Find the string "content" in the listing and report every line that has it.

◆ ◆ ◆

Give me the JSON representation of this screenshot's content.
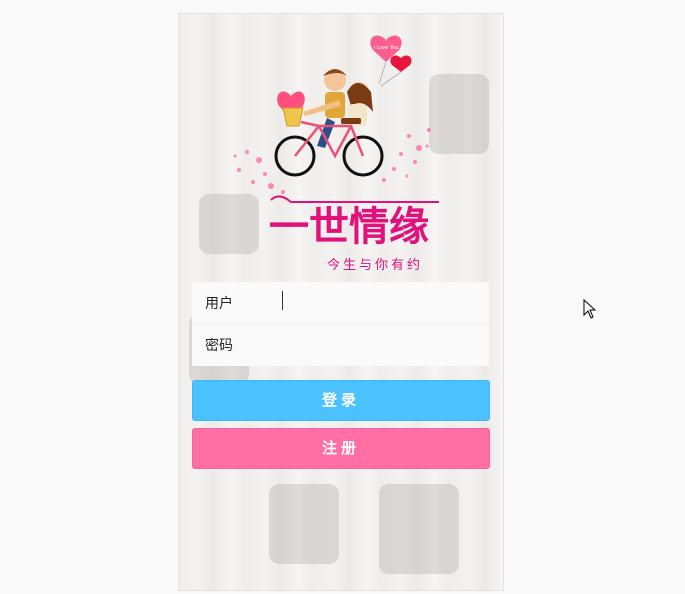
{
  "app": {
    "logo_title": "一世情缘",
    "logo_subtitle": "今生与你有约",
    "balloon_text": "I Love You"
  },
  "form": {
    "username_label": "用户",
    "username_value": "",
    "password_label": "密码",
    "password_value": ""
  },
  "buttons": {
    "login_label": "登录",
    "register_label": "注册"
  },
  "colors": {
    "login": "#4cc1ff",
    "register": "#ff6fa3",
    "brand": "#e0117a"
  }
}
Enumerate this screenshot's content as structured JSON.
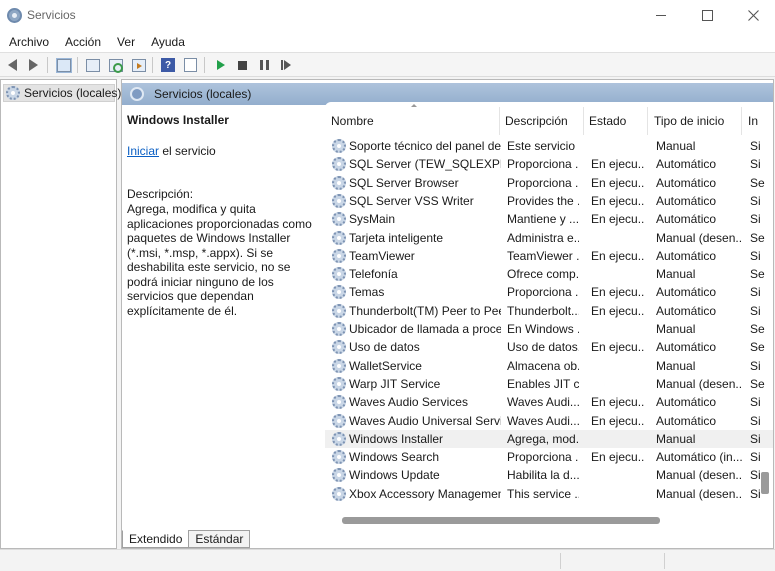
{
  "window": {
    "title": "Servicios"
  },
  "menu": [
    "Archivo",
    "Acción",
    "Ver",
    "Ayuda"
  ],
  "toolbar": {
    "icons": [
      "back-arrow-icon",
      "forward-arrow-icon",
      "show-tree-icon",
      "properties-icon",
      "refresh-icon",
      "export-list-icon",
      "help-icon",
      "console-icon",
      "start-service-icon",
      "stop-service-icon",
      "pause-service-icon",
      "restart-service-icon"
    ]
  },
  "tree": {
    "root_label": "Servicios (locales)"
  },
  "main": {
    "header_title": "Servicios (locales)",
    "selected_service": "Windows Installer",
    "start_link": "Iniciar",
    "start_suffix": " el servicio",
    "desc_label": "Descripción:",
    "desc_text": "Agrega, modifica y quita aplicaciones proporcionadas como paquetes de Windows Installer (*.msi, *.msp, *.appx). Si se deshabilita este servicio, no se podrá iniciar ninguno de los servicios que dependan explícitamente de él."
  },
  "columns": [
    "Nombre",
    "Descripción",
    "Estado",
    "Tipo de inicio",
    "In"
  ],
  "rows": [
    {
      "name": "Soporte técnico del panel de...",
      "desc": "Este servicio ...",
      "state": "",
      "start": "Manual",
      "i": "Si"
    },
    {
      "name": "SQL Server (TEW_SQLEXPRESS)",
      "desc": "Proporciona ...",
      "state": "En ejecu...",
      "start": "Automático",
      "i": "Si"
    },
    {
      "name": "SQL Server Browser",
      "desc": "Proporciona ...",
      "state": "En ejecu...",
      "start": "Automático",
      "i": "Se"
    },
    {
      "name": "SQL Server VSS Writer",
      "desc": "Provides the ...",
      "state": "En ejecu...",
      "start": "Automático",
      "i": "Si"
    },
    {
      "name": "SysMain",
      "desc": "Mantiene y ...",
      "state": "En ejecu...",
      "start": "Automático",
      "i": "Si"
    },
    {
      "name": "Tarjeta inteligente",
      "desc": "Administra e...",
      "state": "",
      "start": "Manual (desen...",
      "i": "Se"
    },
    {
      "name": "TeamViewer",
      "desc": "TeamViewer ...",
      "state": "En ejecu...",
      "start": "Automático",
      "i": "Si"
    },
    {
      "name": "Telefonía",
      "desc": "Ofrece comp...",
      "state": "",
      "start": "Manual",
      "i": "Se"
    },
    {
      "name": "Temas",
      "desc": "Proporciona ...",
      "state": "En ejecu...",
      "start": "Automático",
      "i": "Si"
    },
    {
      "name": "Thunderbolt(TM) Peer to Pee...",
      "desc": "Thunderbolt...",
      "state": "En ejecu...",
      "start": "Automático",
      "i": "Si"
    },
    {
      "name": "Ubicador de llamada a proce...",
      "desc": "En Windows ...",
      "state": "",
      "start": "Manual",
      "i": "Se"
    },
    {
      "name": "Uso de datos",
      "desc": "Uso de datos...",
      "state": "En ejecu...",
      "start": "Automático",
      "i": "Se"
    },
    {
      "name": "WalletService",
      "desc": "Almacena ob...",
      "state": "",
      "start": "Manual",
      "i": "Si"
    },
    {
      "name": "Warp JIT Service",
      "desc": "Enables JIT c...",
      "state": "",
      "start": "Manual (desen...",
      "i": "Se"
    },
    {
      "name": "Waves Audio Services",
      "desc": "Waves Audi...",
      "state": "En ejecu...",
      "start": "Automático",
      "i": "Si"
    },
    {
      "name": "Waves Audio Universal Servi...",
      "desc": "Waves Audi...",
      "state": "En ejecu...",
      "start": "Automático",
      "i": "Si"
    },
    {
      "name": "Windows Installer",
      "desc": "Agrega, mod...",
      "state": "",
      "start": "Manual",
      "i": "Si",
      "selected": true
    },
    {
      "name": "Windows Search",
      "desc": "Proporciona ...",
      "state": "En ejecu...",
      "start": "Automático (in...",
      "i": "Si"
    },
    {
      "name": "Windows Update",
      "desc": "Habilita la d...",
      "state": "",
      "start": "Manual (desen...",
      "i": "Si"
    },
    {
      "name": "Xbox Accessory Managemen...",
      "desc": "This service ...",
      "state": "",
      "start": "Manual (desen...",
      "i": "Si"
    }
  ],
  "tabs": [
    "Extendido",
    "Estándar"
  ]
}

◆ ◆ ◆

> WRITTEN ANSWER:
Give me the JSON representation of this screenshot's content.
Enumerate this screenshot's content as structured JSON.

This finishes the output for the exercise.